This comes as annual house price inflation reaches its strongest level in nearly seven years, with prices having grown 9.5% annually.
All UK regions bar the North East saw an acceleration in year-on-year house price inflation last month. The strongest growth was once again recorded in Wales (up 11.9% over the past year), closely followed by the North West and Yorkshire & Humber, both of which posted double-digit annual growth. For Wales and the North West, these are the biggest percentage gains since April 2005, and for Yorkshire & Humber since June 2006.

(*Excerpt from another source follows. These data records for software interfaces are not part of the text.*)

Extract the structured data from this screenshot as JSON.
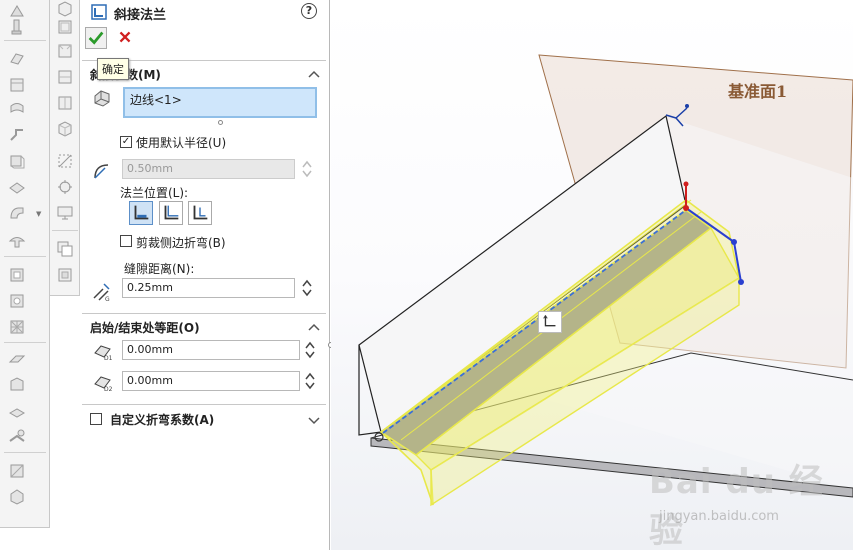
{
  "panel": {
    "title": "斜接法兰",
    "help": "?",
    "ok_tooltip": "确定",
    "section_params_title": "斜接参数(M)",
    "edge_list_value": "边线<1>",
    "use_default_radius_label": "使用默认半径(U)",
    "use_default_radius_checked": true,
    "radius_value": "0.50mm",
    "flange_position_label": "法兰位置(L):",
    "trim_side_bends_label": "剪裁侧边折弯(B)",
    "trim_side_bends_checked": false,
    "gap_distance_label": "缝隙距离(N):",
    "gap_value": "0.25mm",
    "section_offset_title": "启始/结束处等距(O)",
    "start_offset_value": "0.00mm",
    "end_offset_value": "0.00mm",
    "custom_bend_label": "自定义折弯系数(A)",
    "custom_bend_checked": false
  },
  "viewport": {
    "plane_label": "基准面1",
    "watermark_brand": "Bai du 经验",
    "watermark_url": "jingyan.baidu.com"
  },
  "colors": {
    "selection_yellow": "#f3f365",
    "edge_blue": "#3a6fd8",
    "plane_brown": "#a0704a",
    "ok_green": "#2a9a2a",
    "cancel_red": "#d02020"
  }
}
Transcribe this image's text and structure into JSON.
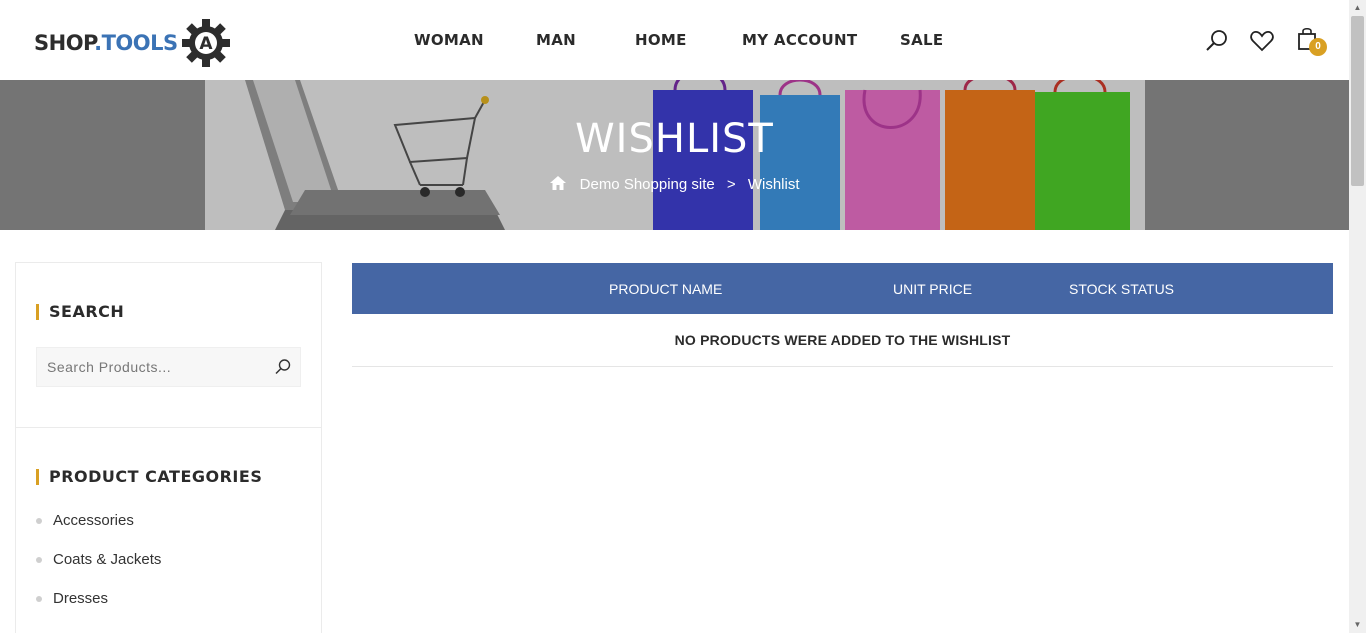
{
  "logo": {
    "part1": "SHOP",
    "part2": ".TOOLS",
    "mark": "A"
  },
  "nav": {
    "items": [
      "WOMAN",
      "MAN",
      "HOME",
      "MY ACCOUNT",
      "SALE"
    ]
  },
  "header_icons": {
    "search": "search-icon",
    "wishlist": "heart-icon",
    "cart": "cart-bag-icon",
    "cart_count": "0"
  },
  "banner": {
    "title": "WISHLIST",
    "breadcrumb": {
      "home": "Demo Shopping site",
      "separator": ">",
      "current": "Wishlist"
    }
  },
  "sidebar": {
    "search": {
      "title": "SEARCH",
      "placeholder": "Search Products..."
    },
    "categories": {
      "title": "PRODUCT CATEGORIES",
      "items": [
        "Accessories",
        "Coats & Jackets",
        "Dresses"
      ]
    }
  },
  "wishlist_table": {
    "headers": [
      "PRODUCT NAME",
      "UNIT PRICE",
      "STOCK STATUS"
    ],
    "empty_message": "NO PRODUCTS WERE ADDED TO THE WISHLIST"
  },
  "colors": {
    "accent": "#d9a023",
    "table_header": "#4566a4",
    "logo_blue": "#3b73b5"
  }
}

The South of England, however, is for once lagging somewhat behind the rest of the country. This is especially the case in Greater London, where average prices are still 3.1% higher than a year ago (although already very expensie compared to much of the country) but growing more slowly than the rest of the country. This likely reflects a weakness in city prices given the shift in preference for properties with more space, whilst recent surcharges on stamp duty for non-UK residents and Brexit concerns will also have weighed on the capital’s market.
Russell Galley, Managing Director, Halifax, said:

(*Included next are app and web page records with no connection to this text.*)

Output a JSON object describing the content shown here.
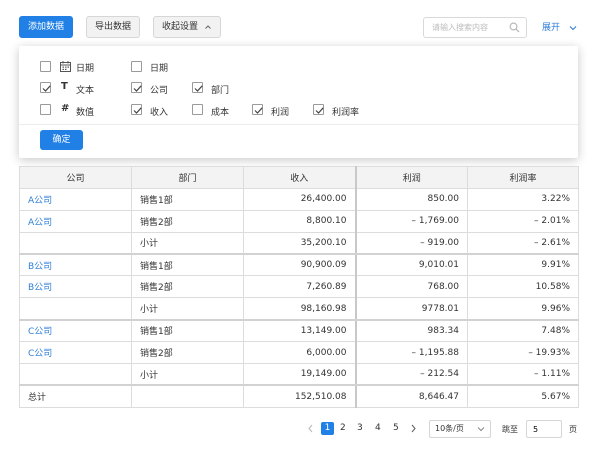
{
  "toolbar": {
    "add_label": "添加数据",
    "export_label": "导出数据",
    "settings_label": "收起设置",
    "search_placeholder": "请输入搜索内容",
    "expand_label": "展开"
  },
  "fields": [
    {
      "type_icon": "calendar-icon",
      "label": "日期",
      "checked": false
    },
    {
      "type_icon": "",
      "label": "日期",
      "checked": false
    },
    {
      "type_icon": "T",
      "label": "文本",
      "checked": true
    },
    {
      "type_icon": "",
      "label": "公司",
      "checked": true
    },
    {
      "type_icon": "",
      "label": "部门",
      "checked": true
    },
    {
      "type_icon": "#",
      "label": "数值",
      "checked": false
    },
    {
      "type_icon": "",
      "label": "收入",
      "checked": true
    },
    {
      "type_icon": "",
      "label": "成本",
      "checked": false
    },
    {
      "type_icon": "",
      "label": "利润",
      "checked": true
    },
    {
      "type_icon": "",
      "label": "利润率",
      "checked": true
    }
  ],
  "confirm_label": "确定",
  "table": {
    "headers": [
      "公司",
      "部门",
      "收入",
      "利润",
      "利润率"
    ],
    "rows": [
      [
        "A公司",
        "销售1部",
        "26,400.00",
        "850.00",
        "3.22%"
      ],
      [
        "A公司",
        "销售2部",
        "8,800.10",
        "– 1,769.00",
        "– 2.01%"
      ],
      [
        "",
        "小计",
        "35,200.10",
        "– 919.00",
        "– 2.61%"
      ],
      [
        "B公司",
        "销售1部",
        "90,900.09",
        "9,010.01",
        "9.91%"
      ],
      [
        "B公司",
        "销售2部",
        "7,260.89",
        "768.00",
        "10.58%"
      ],
      [
        "",
        "小计",
        "98,160.98",
        "9778.01",
        "9.96%"
      ],
      [
        "C公司",
        "销售1部",
        "13,149.00",
        "983.34",
        "7.48%"
      ],
      [
        "C公司",
        "销售2部",
        "6,000.00",
        "– 1,195.88",
        "– 19.93%"
      ],
      [
        "",
        "小计",
        "19,149.00",
        "– 212.54",
        "– 1.11%"
      ],
      [
        "总计",
        "",
        "152,510.08",
        "8,646.47",
        "5.67%"
      ]
    ]
  },
  "pagination": {
    "pages": [
      "1",
      "2",
      "3",
      "4",
      "5"
    ],
    "current": "1",
    "page_size": "10条/页",
    "goto_label": "跳至",
    "goto_value": "5",
    "page_unit": "页"
  },
  "colors": {
    "primary": "#2180e6",
    "link": "#2f7ed8"
  }
}
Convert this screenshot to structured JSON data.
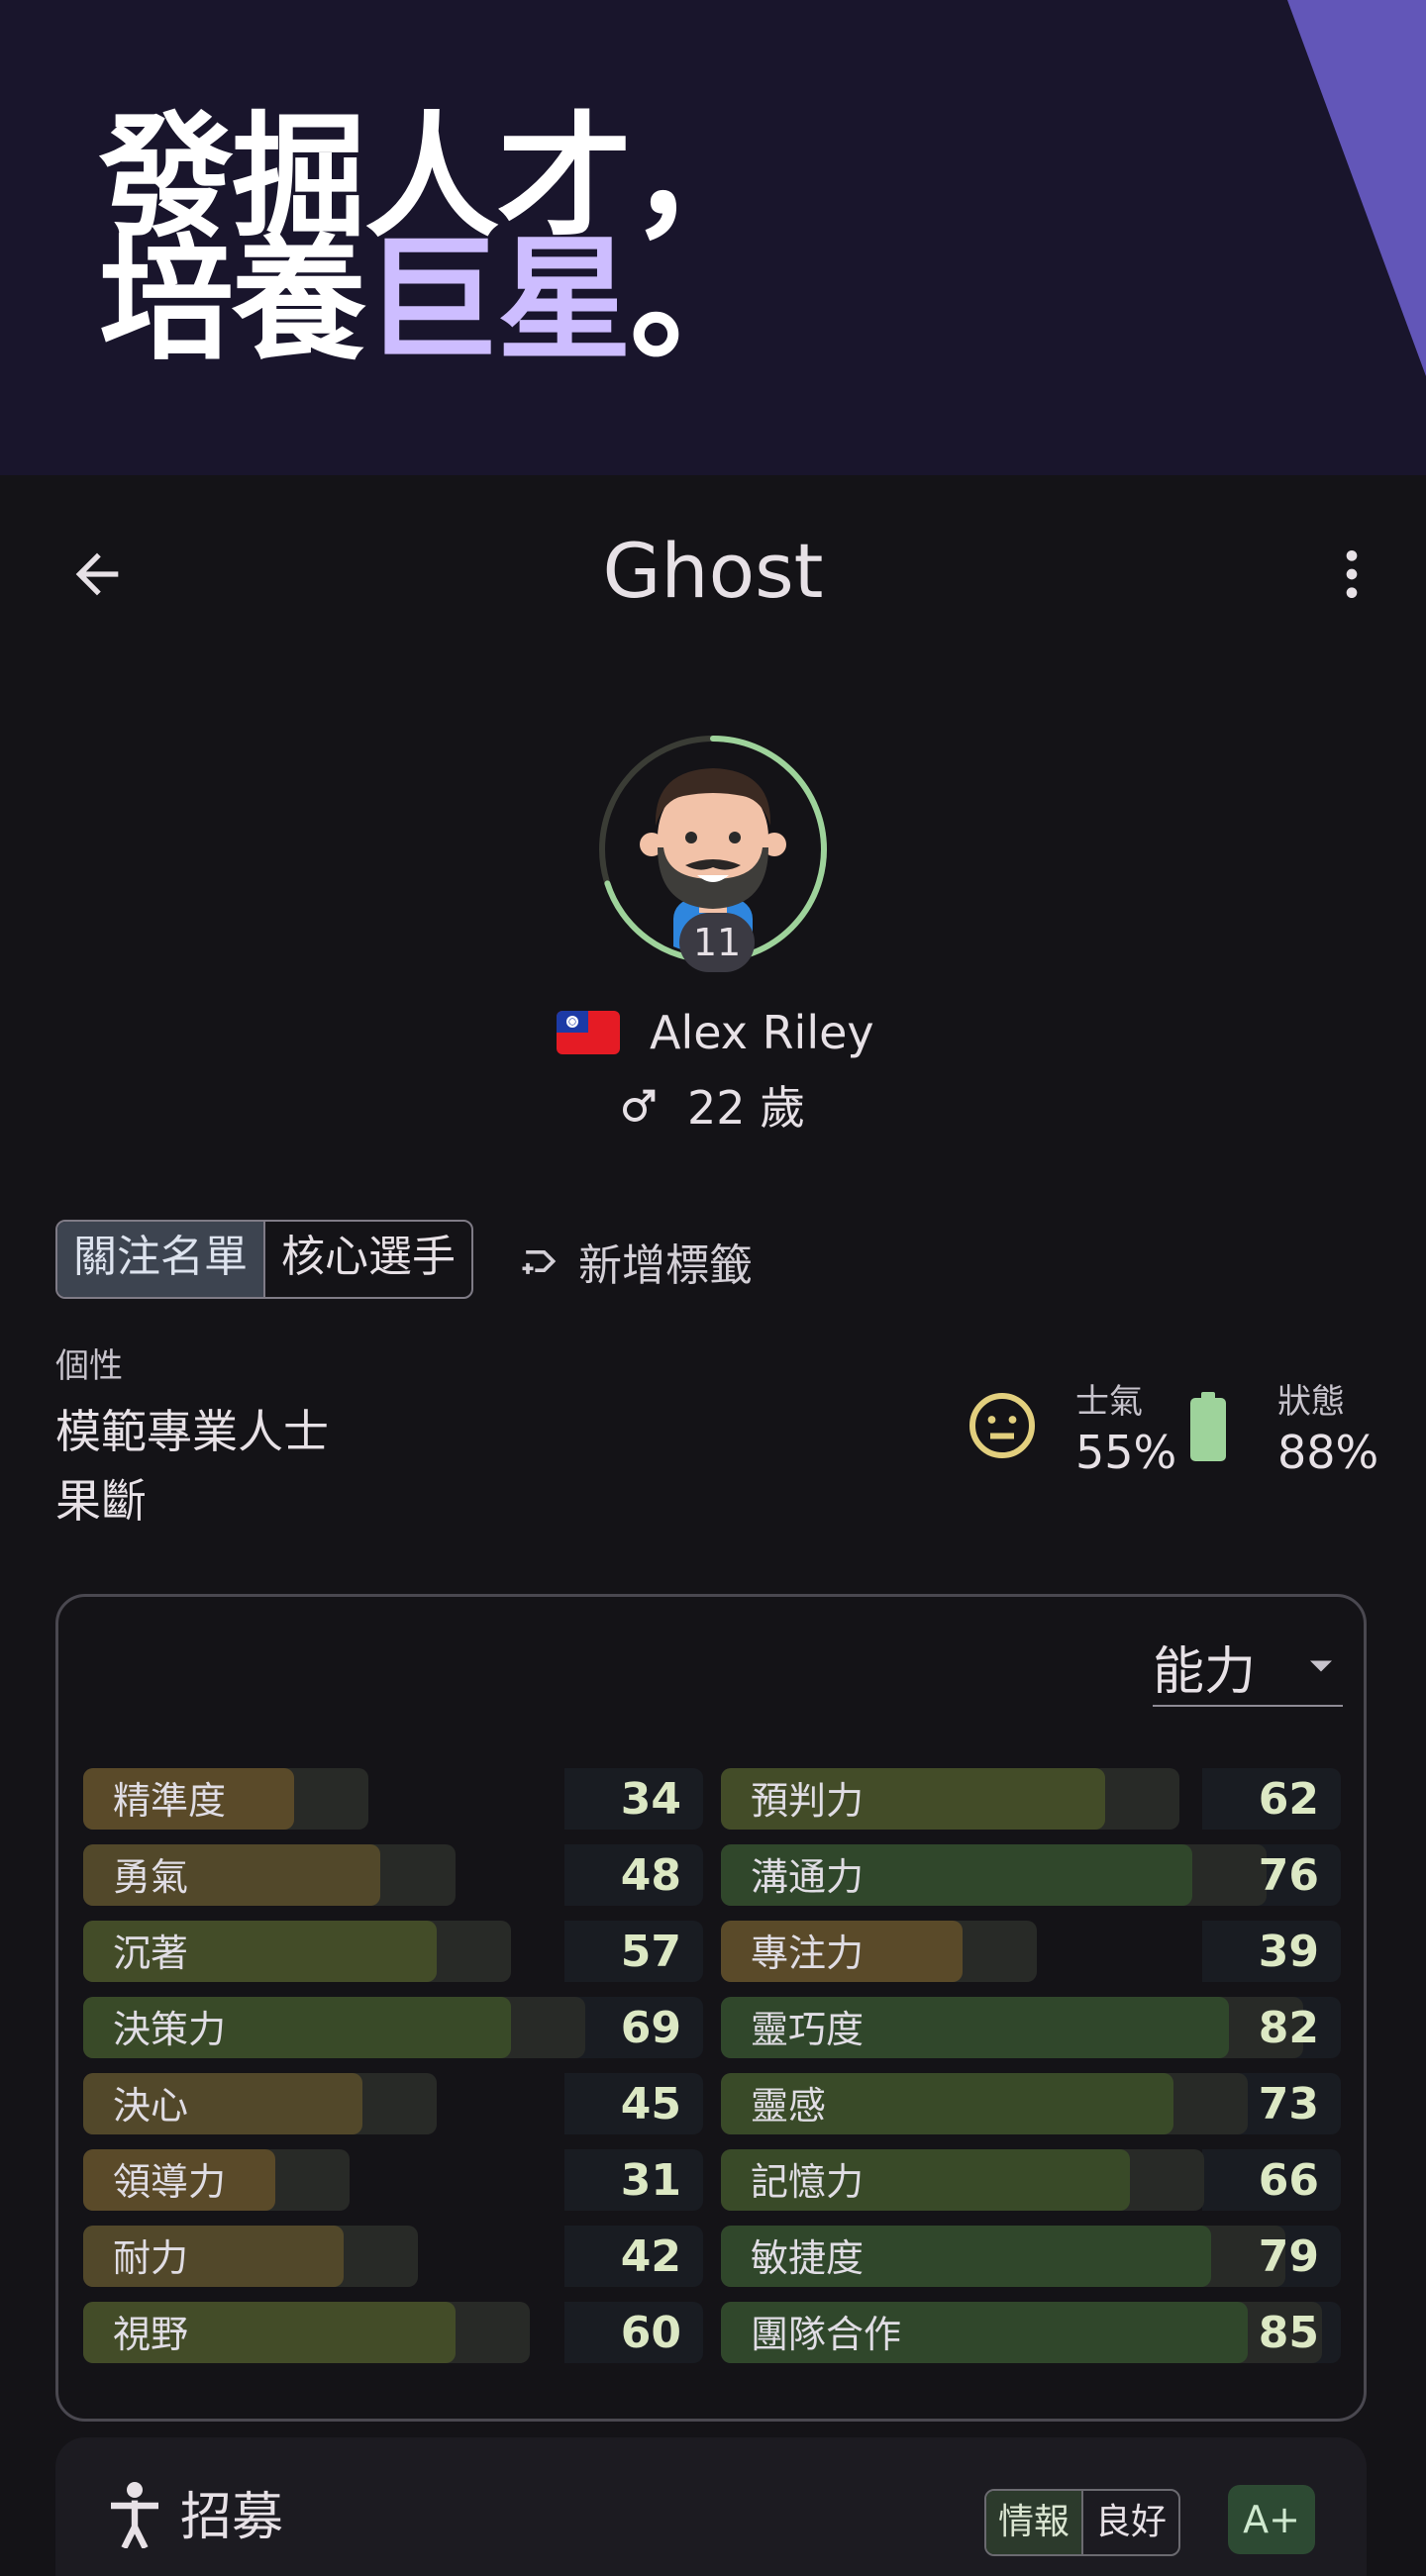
{
  "banner": {
    "line1": "發掘人才，",
    "line2_plain": "培養",
    "line2_accent": "巨星",
    "line2_end": "。"
  },
  "appbar": {
    "title": "Ghost",
    "back_icon": "arrow-back-icon",
    "more_icon": "more-vert-icon"
  },
  "player": {
    "jersey_number": "11",
    "name": "Alex Riley",
    "nationality_flag": "taiwan-flag-icon",
    "gender_icon": "male-icon",
    "age": "22 歲",
    "rating_ring_progress": 0.7
  },
  "tags": {
    "items": [
      "關注名單",
      "核心選手"
    ],
    "selected": "關注名單",
    "add_label": "新增標籤"
  },
  "personality": {
    "label": "個性",
    "traits": [
      "模範專業人士",
      "果斷"
    ]
  },
  "status": {
    "morale_label": "士氣",
    "morale_value": "55%",
    "condition_label": "狀態",
    "condition_value": "88%"
  },
  "attributes": {
    "dropdown_label": "能力",
    "left": [
      {
        "label": "精準度",
        "value": 34
      },
      {
        "label": "勇氣",
        "value": 48
      },
      {
        "label": "沉著",
        "value": 57
      },
      {
        "label": "決策力",
        "value": 69
      },
      {
        "label": "決心",
        "value": 45
      },
      {
        "label": "領導力",
        "value": 31
      },
      {
        "label": "耐力",
        "value": 42
      },
      {
        "label": "視野",
        "value": 60
      }
    ],
    "right": [
      {
        "label": "預判力",
        "value": 62
      },
      {
        "label": "溝通力",
        "value": 76
      },
      {
        "label": "專注力",
        "value": 39
      },
      {
        "label": "靈巧度",
        "value": 82
      },
      {
        "label": "靈感",
        "value": 73
      },
      {
        "label": "記憶力",
        "value": 66
      },
      {
        "label": "敏捷度",
        "value": 79
      },
      {
        "label": "團隊合作",
        "value": 85
      }
    ]
  },
  "recruit": {
    "label": "招募",
    "chip_a": "情報",
    "chip_b": "良好",
    "grade": "A+"
  },
  "colors": {
    "banner_bg": "#19152c",
    "banner_accent": "#cdbdff",
    "stripe": "#6256b8",
    "app_bg": "#141317",
    "ring": "#9ed39b",
    "morale_icon": "#e2cf7e",
    "condition_icon": "#9ed39b"
  }
}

“House prices reached another record high in May, with the average property adding more than £3,000 (+1.3%) to its value in the last month alone. A year on from the first easing of national lockdown restrictions, and the gradual reopening of the housing market, annual growth surged to 9.5%, meaning the average UK home has increased in value by more than £22,000 over the past 12 months.
“Heading into the traditionally busy summer period, market activity continues to be boosted by the government’s stamp duty holiday, with prospective buyers racing to complete purchases in time to benefit from the maximum tax break ahead of June’s deadline, after which there will be a phased return to full rates. For some homebuyers, lockdown restrictions have also resulted in an unexpected build-up of savings, which can now be deployed to fund bigger deposits for bigger properties, potentially pushing property prices even higher.
“Whilst these effects will be temporary, the current strength in house prices also points to a deeper and long-lasting change as buyer preferences shift in anticipation of new, post-pandemic lifestyles – as greater demand for larger properties with more space might warrant an increased willingness to spend a higher proportion of income on housing.
“These trends, coupled with growing confidence in a more rapid recovery in economic activity if restrictions continue to be eased, are likely to support house prices for some time to come, particularly given the continued shortage of properties for sale.”
Sundeep Patel, Director of Sales at specialist lender Together, said:
“The surge in demand for property we’re continuing to see showed no indication of slowing last month. House prices reached another record high in May, up by 1.3% (more than £3,000) in value than in April. Annual growth also surged by 9.5%, with the average house price in the UK now at £261,743.“However, with the Stamp Duty tax break starting to taper off from the end of this month, we’re likely to see this unprecedented rush for new homes ease off by the time we hit the end of summer. The recently released travel traffic light list for UK holidaymakers may also dampen activity as people prepare to make a break for guaranteed sun and so stick a pin in their property plans back home.
“How the property market will shape up by the end of this year is no way near certain. However, whether house prices have been artificially inflated or not, it is possible the backlog in demand from keen buyers will markedly increase opportunities for specialist lenders, as increased volumes of borrowers turn to finance such as bridging loans to quickly purchase their ideal homes.”
Anna Clare Harper, CEO of asset manager SPI Capital, says:
"Investors and homeowners alike are wondering whether the housing market boom is about to bust? With 9.5% house price growth in the year to May, despite the huge economic problems caused by the pandemic, it’s a sensible question.
"The truth is, what tends to happen in the housing market is different from what happens with other purchases and investments. In other sectors, when consumers get nervous, they stop spending so much. When investors get nervous, they are scared into selling. Things are different in the housing market because homes are ‘essential’. We all need a place to call home.
"So, unlike crypto ‘investments’ or shares, people tend not to sell unless they really need to. And, with interest rates low and forecast to remain so, it can be cheaper to pay a mortgage on an equivalent property than to pay rent. So a mass sell-off from property owners who have already managed to put down a deposit seems unlikely unless interest rates rise significantly."
'According to Halifax, average annual house prices are at an historic high, at £261,743, which will seem unaffordable to many - in particular younger people. A big cause of growth over the past year has been the desire for more space - and for those not moving, home renovations are increasingly popular. This is symbolic of our rising living standards which is, on the whole, a good thing. As a result, house prices and construction costs rising. This means, in turn, that the cost of renting, buying and improving homes are likely to continue to rise."